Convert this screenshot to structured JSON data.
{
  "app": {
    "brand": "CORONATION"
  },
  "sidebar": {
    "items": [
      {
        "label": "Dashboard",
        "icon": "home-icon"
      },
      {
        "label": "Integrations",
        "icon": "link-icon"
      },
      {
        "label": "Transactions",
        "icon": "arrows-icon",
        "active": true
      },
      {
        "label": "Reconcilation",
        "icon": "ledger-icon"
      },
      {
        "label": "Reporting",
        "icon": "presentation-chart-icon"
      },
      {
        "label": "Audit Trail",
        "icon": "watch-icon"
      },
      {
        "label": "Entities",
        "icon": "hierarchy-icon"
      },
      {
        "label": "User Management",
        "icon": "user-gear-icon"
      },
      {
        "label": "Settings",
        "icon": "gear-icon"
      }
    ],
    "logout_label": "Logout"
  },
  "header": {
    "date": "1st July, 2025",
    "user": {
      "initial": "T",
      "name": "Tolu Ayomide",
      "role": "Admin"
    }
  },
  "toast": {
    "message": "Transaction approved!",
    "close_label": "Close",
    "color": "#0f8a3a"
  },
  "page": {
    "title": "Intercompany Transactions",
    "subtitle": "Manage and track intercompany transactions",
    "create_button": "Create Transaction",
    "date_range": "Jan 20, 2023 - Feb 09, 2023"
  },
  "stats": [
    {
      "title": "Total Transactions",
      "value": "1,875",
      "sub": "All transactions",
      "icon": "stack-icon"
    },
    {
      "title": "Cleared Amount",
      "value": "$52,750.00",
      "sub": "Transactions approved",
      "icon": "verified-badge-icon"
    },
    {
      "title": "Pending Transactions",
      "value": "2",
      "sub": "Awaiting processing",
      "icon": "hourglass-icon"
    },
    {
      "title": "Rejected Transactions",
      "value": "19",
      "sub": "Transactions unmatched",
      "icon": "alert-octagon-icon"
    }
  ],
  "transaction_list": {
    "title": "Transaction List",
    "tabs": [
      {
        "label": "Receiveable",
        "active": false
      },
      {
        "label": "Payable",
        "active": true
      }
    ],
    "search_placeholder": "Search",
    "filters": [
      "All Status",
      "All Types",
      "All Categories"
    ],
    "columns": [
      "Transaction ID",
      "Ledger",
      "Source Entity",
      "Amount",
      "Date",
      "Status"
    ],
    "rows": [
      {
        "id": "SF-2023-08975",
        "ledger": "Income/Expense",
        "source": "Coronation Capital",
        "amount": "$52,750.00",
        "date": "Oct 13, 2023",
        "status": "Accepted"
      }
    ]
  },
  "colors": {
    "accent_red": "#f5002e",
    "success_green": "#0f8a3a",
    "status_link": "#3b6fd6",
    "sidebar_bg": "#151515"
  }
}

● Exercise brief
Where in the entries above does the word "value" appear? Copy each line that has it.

● Reply
      "value": "1,875",
      "value": "$52,750.00",
      "value": "2",
      "value": "19",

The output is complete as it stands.